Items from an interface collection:
##########

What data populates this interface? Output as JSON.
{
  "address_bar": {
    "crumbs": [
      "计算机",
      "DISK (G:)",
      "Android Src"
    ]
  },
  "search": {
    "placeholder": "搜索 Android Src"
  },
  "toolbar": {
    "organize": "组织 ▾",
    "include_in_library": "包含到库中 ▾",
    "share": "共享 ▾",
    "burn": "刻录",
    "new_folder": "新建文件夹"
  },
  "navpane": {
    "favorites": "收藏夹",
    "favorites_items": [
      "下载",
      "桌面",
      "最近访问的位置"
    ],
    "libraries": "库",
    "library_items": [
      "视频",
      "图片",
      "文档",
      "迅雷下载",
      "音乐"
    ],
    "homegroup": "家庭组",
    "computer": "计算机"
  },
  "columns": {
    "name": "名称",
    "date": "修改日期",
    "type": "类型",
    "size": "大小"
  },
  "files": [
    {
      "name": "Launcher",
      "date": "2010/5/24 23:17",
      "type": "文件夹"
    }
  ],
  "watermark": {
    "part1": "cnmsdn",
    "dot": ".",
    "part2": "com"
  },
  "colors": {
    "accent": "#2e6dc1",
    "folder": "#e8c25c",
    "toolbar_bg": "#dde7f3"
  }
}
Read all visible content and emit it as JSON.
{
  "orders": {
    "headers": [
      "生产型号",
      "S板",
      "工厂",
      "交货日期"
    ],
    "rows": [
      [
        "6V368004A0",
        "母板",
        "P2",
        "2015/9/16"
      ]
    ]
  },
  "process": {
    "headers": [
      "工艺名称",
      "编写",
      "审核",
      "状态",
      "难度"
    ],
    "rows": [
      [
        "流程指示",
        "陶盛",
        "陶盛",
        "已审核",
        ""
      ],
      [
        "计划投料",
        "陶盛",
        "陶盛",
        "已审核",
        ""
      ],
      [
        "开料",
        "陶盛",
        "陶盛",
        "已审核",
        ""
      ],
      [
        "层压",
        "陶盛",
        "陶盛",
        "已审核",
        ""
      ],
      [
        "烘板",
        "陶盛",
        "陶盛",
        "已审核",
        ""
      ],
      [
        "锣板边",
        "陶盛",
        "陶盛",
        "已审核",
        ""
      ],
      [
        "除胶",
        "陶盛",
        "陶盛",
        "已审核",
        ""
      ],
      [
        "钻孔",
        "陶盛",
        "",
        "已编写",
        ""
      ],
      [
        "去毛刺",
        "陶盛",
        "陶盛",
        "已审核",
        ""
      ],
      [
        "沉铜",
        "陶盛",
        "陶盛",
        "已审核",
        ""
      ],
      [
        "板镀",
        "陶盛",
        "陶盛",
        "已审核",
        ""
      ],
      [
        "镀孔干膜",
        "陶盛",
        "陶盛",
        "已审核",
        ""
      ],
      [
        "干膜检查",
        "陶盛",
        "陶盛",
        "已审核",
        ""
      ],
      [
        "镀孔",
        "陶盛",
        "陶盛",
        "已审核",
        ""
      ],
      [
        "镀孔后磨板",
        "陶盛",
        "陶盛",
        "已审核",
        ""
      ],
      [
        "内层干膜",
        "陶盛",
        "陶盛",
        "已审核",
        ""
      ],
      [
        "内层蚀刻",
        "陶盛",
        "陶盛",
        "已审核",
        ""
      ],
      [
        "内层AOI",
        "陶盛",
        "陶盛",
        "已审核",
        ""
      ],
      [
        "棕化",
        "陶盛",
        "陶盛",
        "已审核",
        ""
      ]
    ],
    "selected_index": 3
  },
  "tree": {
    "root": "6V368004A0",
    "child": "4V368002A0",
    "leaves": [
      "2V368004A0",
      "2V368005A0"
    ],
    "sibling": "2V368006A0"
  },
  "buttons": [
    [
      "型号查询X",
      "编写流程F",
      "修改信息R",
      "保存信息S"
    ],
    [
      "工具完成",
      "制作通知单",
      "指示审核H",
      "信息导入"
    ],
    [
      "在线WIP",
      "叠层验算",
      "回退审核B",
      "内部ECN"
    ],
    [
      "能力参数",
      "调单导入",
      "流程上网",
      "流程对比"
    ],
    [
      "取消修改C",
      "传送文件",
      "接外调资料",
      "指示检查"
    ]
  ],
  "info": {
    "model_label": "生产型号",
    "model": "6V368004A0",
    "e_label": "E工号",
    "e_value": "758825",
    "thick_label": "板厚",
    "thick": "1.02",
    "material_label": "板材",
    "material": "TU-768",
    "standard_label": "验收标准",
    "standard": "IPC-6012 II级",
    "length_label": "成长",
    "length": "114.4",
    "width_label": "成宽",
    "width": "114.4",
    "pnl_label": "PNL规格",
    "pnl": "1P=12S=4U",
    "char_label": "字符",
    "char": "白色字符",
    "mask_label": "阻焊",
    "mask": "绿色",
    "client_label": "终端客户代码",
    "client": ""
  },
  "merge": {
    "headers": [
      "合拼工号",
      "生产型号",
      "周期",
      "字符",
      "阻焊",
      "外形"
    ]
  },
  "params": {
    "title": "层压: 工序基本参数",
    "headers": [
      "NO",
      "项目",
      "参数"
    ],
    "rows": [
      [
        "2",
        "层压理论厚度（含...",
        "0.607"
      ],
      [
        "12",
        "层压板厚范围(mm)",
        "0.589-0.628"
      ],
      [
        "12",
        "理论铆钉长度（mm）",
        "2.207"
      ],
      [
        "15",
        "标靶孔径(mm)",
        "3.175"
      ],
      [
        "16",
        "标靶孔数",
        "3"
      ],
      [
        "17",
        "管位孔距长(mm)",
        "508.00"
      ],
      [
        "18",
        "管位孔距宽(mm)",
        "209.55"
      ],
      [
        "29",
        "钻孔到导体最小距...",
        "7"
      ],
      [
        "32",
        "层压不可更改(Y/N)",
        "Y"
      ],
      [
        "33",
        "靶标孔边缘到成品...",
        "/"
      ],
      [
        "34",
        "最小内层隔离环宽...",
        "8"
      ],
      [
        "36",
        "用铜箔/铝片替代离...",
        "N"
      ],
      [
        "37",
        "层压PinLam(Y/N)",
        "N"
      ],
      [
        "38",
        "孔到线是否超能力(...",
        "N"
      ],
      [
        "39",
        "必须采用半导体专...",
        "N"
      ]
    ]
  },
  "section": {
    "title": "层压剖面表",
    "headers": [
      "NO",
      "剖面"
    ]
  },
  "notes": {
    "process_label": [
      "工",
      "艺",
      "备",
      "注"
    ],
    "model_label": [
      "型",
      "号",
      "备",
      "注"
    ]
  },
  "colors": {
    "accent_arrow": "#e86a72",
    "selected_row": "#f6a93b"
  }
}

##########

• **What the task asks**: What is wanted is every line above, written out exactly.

• **Result**:
What data populates this interface? Output as JSON.
{
  "address_bar": {
    "crumbs": [
      "计算机",
      "DISK (G:)",
      "Android Src"
    ]
  },
  "search": {
    "placeholder": "搜索 Android Src"
  },
  "toolbar": {
    "organize": "组织 ▾",
    "include_in_library": "包含到库中 ▾",
    "share": "共享 ▾",
    "burn": "刻录",
    "new_folder": "新建文件夹"
  },
  "navpane": {
    "favorites": "收藏夹",
    "favorites_items": [
      "下载",
      "桌面",
      "最近访问的位置"
    ],
    "libraries": "库",
    "library_items": [
      "视频",
      "图片",
      "文档",
      "迅雷下载",
      "音乐"
    ],
    "homegroup": "家庭组",
    "computer": "计算机"
  },
  "columns": {
    "name": "名称",
    "date": "修改日期",
    "type": "类型",
    "size": "大小"
  },
  "files": [
    {
      "name": "Launcher",
      "date": "2010/5/24 23:17",
      "type": "文件夹"
    }
  ],
  "watermark": {
    "part1": "cnmsdn",
    "dot": ".",
    "part2": "com"
  },
  "colors": {
    "accent": "#2e6dc1",
    "folder": "#e8c25c",
    "toolbar_bg": "#dde7f3"
  }
}
Read all visible content and emit it as JSON.
{
  "orders": {
    "headers": [
      "生产型号",
      "S板",
      "工厂",
      "交货日期"
    ],
    "rows": [
      [
        "6V368004A0",
        "母板",
        "P2",
        "2015/9/16"
      ]
    ]
  },
  "process": {
    "headers": [
      "工艺名称",
      "编写",
      "审核",
      "状态",
      "难度"
    ],
    "rows": [
      [
        "流程指示",
        "陶盛",
        "陶盛",
        "已审核",
        ""
      ],
      [
        "计划投料",
        "陶盛",
        "陶盛",
        "已审核",
        ""
      ],
      [
        "开料",
        "陶盛",
        "陶盛",
        "已审核",
        ""
      ],
      [
        "层压",
        "陶盛",
        "陶盛",
        "已审核",
        ""
      ],
      [
        "烘板",
        "陶盛",
        "陶盛",
        "已审核",
        ""
      ],
      [
        "锣板边",
        "陶盛",
        "陶盛",
        "已审核",
        ""
      ],
      [
        "除胶",
        "陶盛",
        "陶盛",
        "已审核",
        ""
      ],
      [
        "钻孔",
        "陶盛",
        "",
        "已编写",
        ""
      ],
      [
        "去毛刺",
        "陶盛",
        "陶盛",
        "已审核",
        ""
      ],
      [
        "沉铜",
        "陶盛",
        "陶盛",
        "已审核",
        ""
      ],
      [
        "板镀",
        "陶盛",
        "陶盛",
        "已审核",
        ""
      ],
      [
        "镀孔干膜",
        "陶盛",
        "陶盛",
        "已审核",
        ""
      ],
      [
        "干膜检查",
        "陶盛",
        "陶盛",
        "已审核",
        ""
      ],
      [
        "镀孔",
        "陶盛",
        "陶盛",
        "已审核",
        ""
      ],
      [
        "镀孔后磨板",
        "陶盛",
        "陶盛",
        "已审核",
        ""
      ],
      [
        "内层干膜",
        "陶盛",
        "陶盛",
        "已审核",
        ""
      ],
      [
        "内层蚀刻",
        "陶盛",
        "陶盛",
        "已审核",
        ""
      ],
      [
        "内层AOI",
        "陶盛",
        "陶盛",
        "已审核",
        ""
      ],
      [
        "棕化",
        "陶盛",
        "陶盛",
        "已审核",
        ""
      ]
    ],
    "selected_index": 3
  },
  "tree": {
    "root": "6V368004A0",
    "child": "4V368002A0",
    "leaves": [
      "2V368004A0",
      "2V368005A0"
    ],
    "sibling": "2V368006A0"
  },
  "buttons": [
    [
      "型号查询X",
      "编写流程F",
      "修改信息R",
      "保存信息S"
    ],
    [
      "工具完成",
      "制作通知单",
      "指示审核H",
      "信息导入"
    ],
    [
      "在线WIP",
      "叠层验算",
      "回退审核B",
      "内部ECN"
    ],
    [
      "能力参数",
      "调单导入",
      "流程上网",
      "流程对比"
    ],
    [
      "取消修改C",
      "传送文件",
      "接外调资料",
      "指示检查"
    ]
  ],
  "info": {
    "model_label": "生产型号",
    "model": "6V368004A0",
    "e_label": "E工号",
    "e_value": "758825",
    "thick_label": "板厚",
    "thick": "1.02",
    "material_label": "板材",
    "material": "TU-768",
    "standard_label": "验收标准",
    "standard": "IPC-6012 II级",
    "length_label": "成长",
    "length": "114.4",
    "width_label": "成宽",
    "width": "114.4",
    "pnl_label": "PNL规格",
    "pnl": "1P=12S=4U",
    "char_label": "字符",
    "char": "白色字符",
    "mask_label": "阻焊",
    "mask": "绿色",
    "client_label": "终端客户代码",
    "client": ""
  },
  "merge": {
    "headers": [
      "合拼工号",
      "生产型号",
      "周期",
      "字符",
      "阻焊",
      "外形"
    ]
  },
  "params": {
    "title": "层压: 工序基本参数",
    "headers": [
      "NO",
      "项目",
      "参数"
    ],
    "rows": [
      [
        "2",
        "层压理论厚度（含...",
        "0.607"
      ],
      [
        "12",
        "层压板厚范围(mm)",
        "0.589-0.628"
      ],
      [
        "12",
        "理论铆钉长度（mm）",
        "2.207"
      ],
      [
        "15",
        "标靶孔径(mm)",
        "3.175"
      ],
      [
        "16",
        "标靶孔数",
        "3"
      ],
      [
        "17",
        "管位孔距长(mm)",
        "508.00"
      ],
      [
        "18",
        "管位孔距宽(mm)",
        "209.55"
      ],
      [
        "29",
        "钻孔到导体最小距...",
        "7"
      ],
      [
        "32",
        "层压不可更改(Y/N)",
        "Y"
      ],
      [
        "33",
        "靶标孔边缘到成品...",
        "/"
      ],
      [
        "34",
        "最小内层隔离环宽...",
        "8"
      ],
      [
        "36",
        "用铜箔/铝片替代离...",
        "N"
      ],
      [
        "37",
        "层压PinLam(Y/N)",
        "N"
      ],
      [
        "38",
        "孔到线是否超能力(...",
        "N"
      ],
      [
        "39",
        "必须采用半导体专...",
        "N"
      ]
    ]
  },
  "section": {
    "title": "层压剖面表",
    "headers": [
      "NO",
      "剖面"
    ]
  },
  "notes": {
    "process_label": [
      "工",
      "艺",
      "备",
      "注"
    ],
    "model_label": [
      "型",
      "号",
      "备",
      "注"
    ]
  },
  "colors": {
    "accent_arrow": "#e86a72",
    "selected_row": "#f6a93b"
  }
}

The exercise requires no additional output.